(MATERIAL FOR THIS EXERCISE Opens)

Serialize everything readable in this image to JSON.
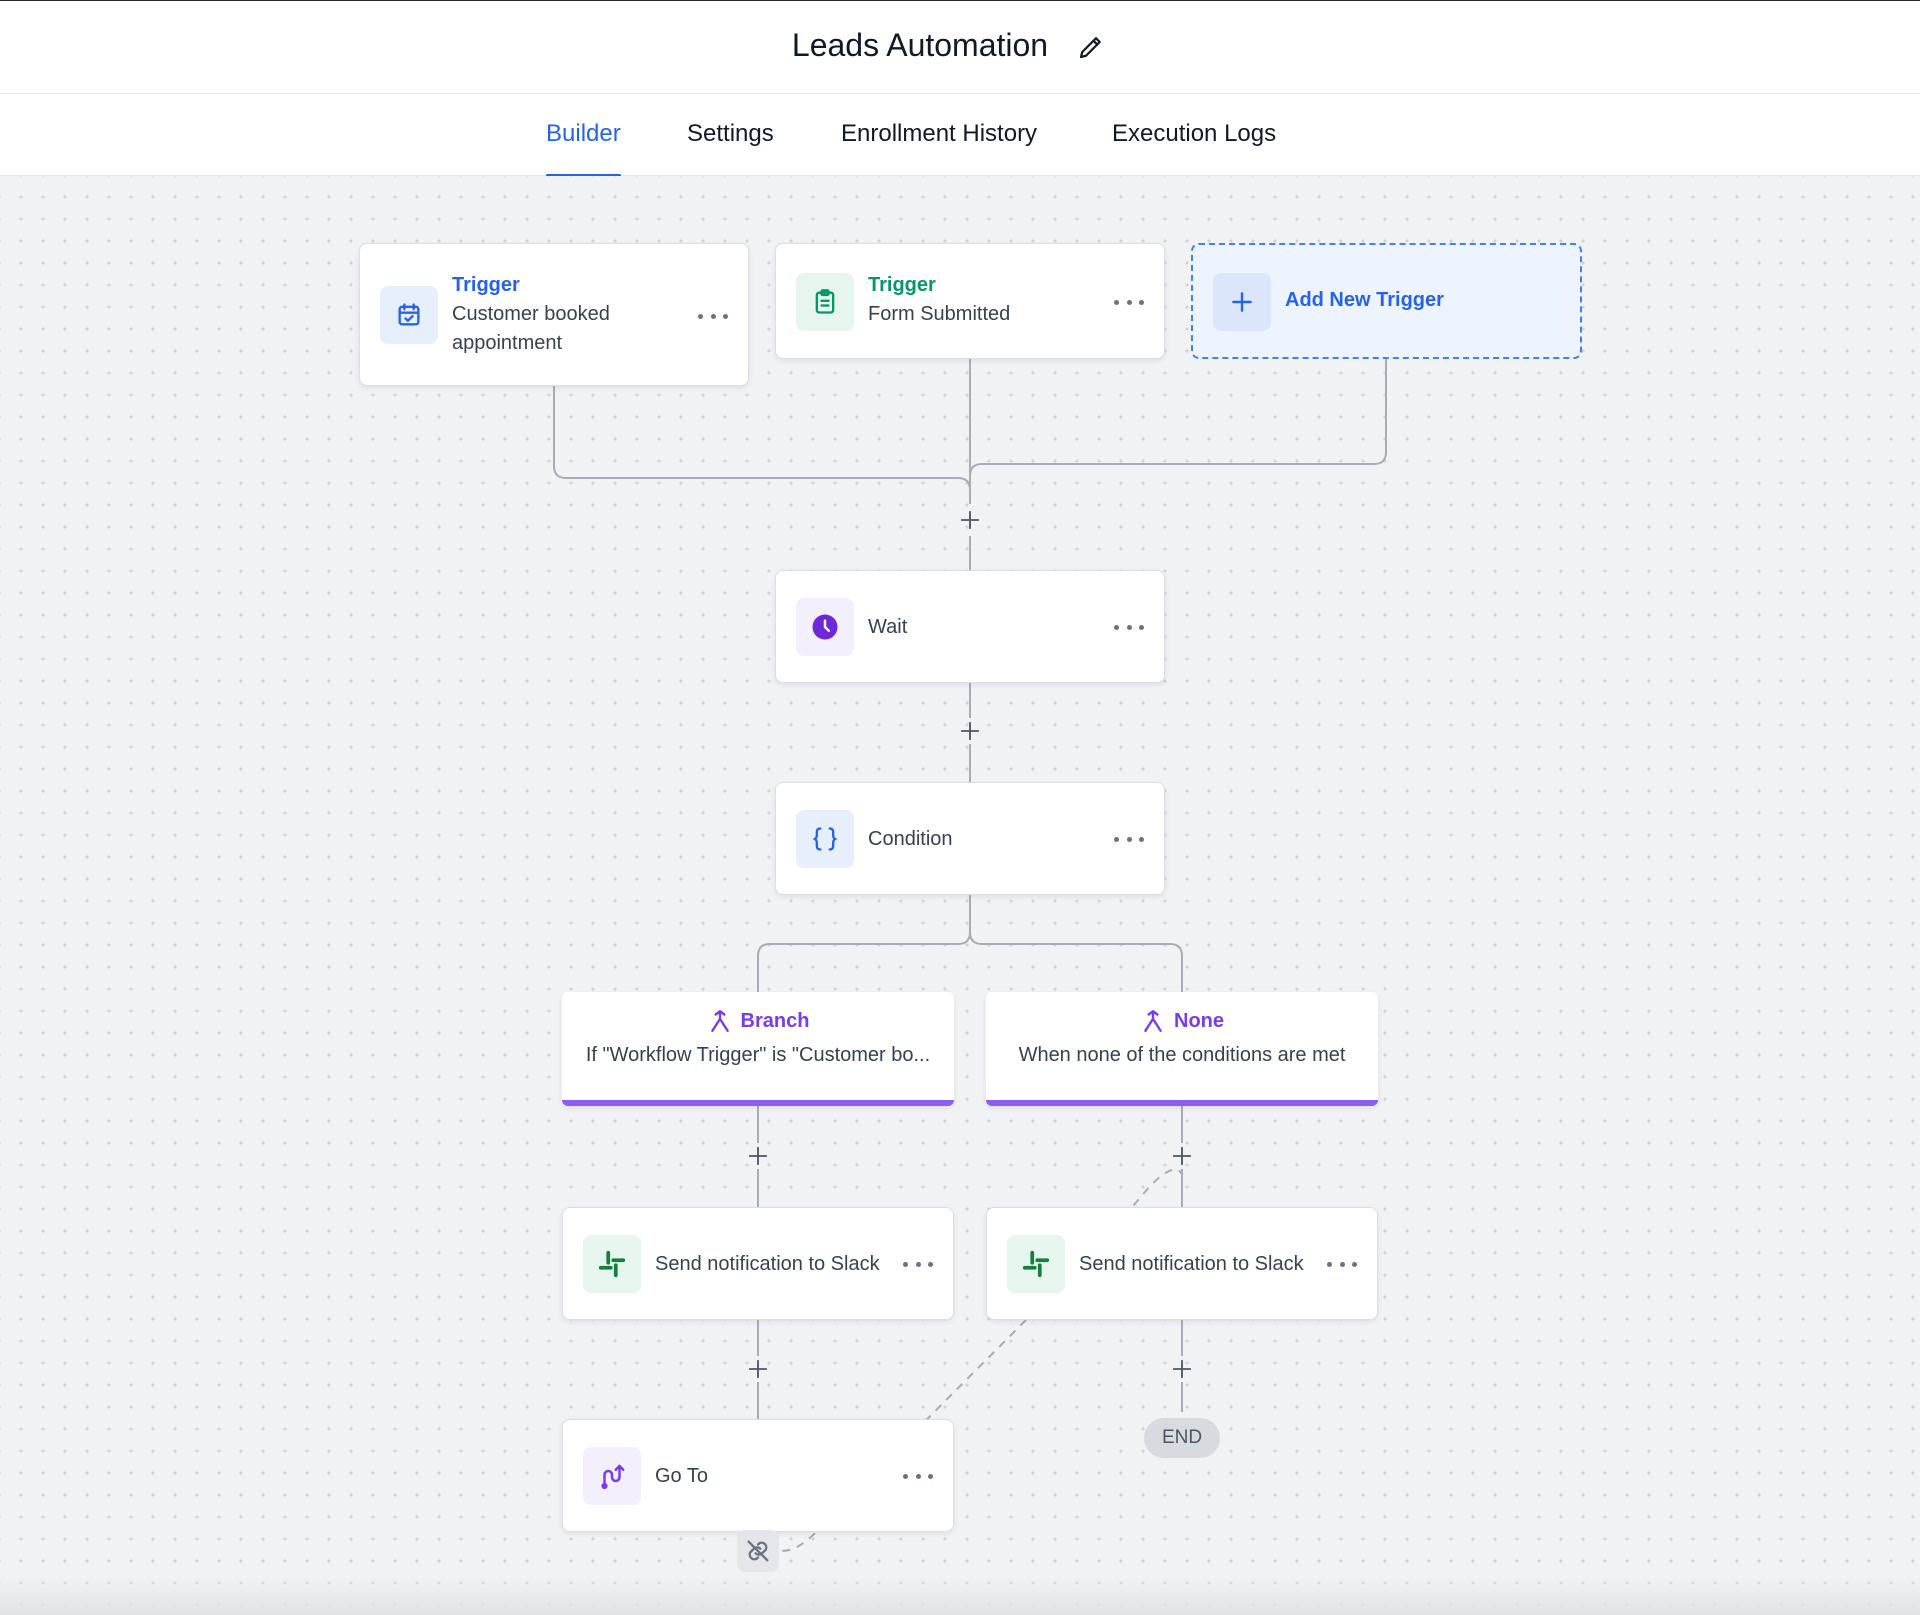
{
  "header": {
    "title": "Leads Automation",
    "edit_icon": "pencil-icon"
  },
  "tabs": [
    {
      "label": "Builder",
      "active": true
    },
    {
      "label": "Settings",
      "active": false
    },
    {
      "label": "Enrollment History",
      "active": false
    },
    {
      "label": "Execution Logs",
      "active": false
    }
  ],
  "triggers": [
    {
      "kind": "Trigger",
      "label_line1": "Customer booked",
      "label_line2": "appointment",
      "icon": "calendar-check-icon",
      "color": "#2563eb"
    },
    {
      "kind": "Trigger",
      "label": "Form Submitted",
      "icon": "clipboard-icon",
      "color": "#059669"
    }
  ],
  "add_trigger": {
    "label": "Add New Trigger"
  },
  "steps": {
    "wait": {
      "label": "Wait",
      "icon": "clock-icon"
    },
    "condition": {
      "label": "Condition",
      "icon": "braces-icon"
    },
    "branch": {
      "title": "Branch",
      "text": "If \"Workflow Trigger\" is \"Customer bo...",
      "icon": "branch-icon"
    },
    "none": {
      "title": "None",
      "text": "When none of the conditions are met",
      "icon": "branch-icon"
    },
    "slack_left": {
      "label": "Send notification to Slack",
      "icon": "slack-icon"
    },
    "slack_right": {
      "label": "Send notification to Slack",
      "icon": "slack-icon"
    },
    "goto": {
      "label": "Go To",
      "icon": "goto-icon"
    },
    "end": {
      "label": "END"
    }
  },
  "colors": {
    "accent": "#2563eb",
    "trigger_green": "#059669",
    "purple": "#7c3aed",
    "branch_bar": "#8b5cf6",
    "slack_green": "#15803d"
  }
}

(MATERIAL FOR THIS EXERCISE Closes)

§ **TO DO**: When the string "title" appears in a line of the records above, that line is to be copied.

§ **FINAL ANSWER**:
    "title": "Leads Automation",
      "title": "Branch",
      "title": "None",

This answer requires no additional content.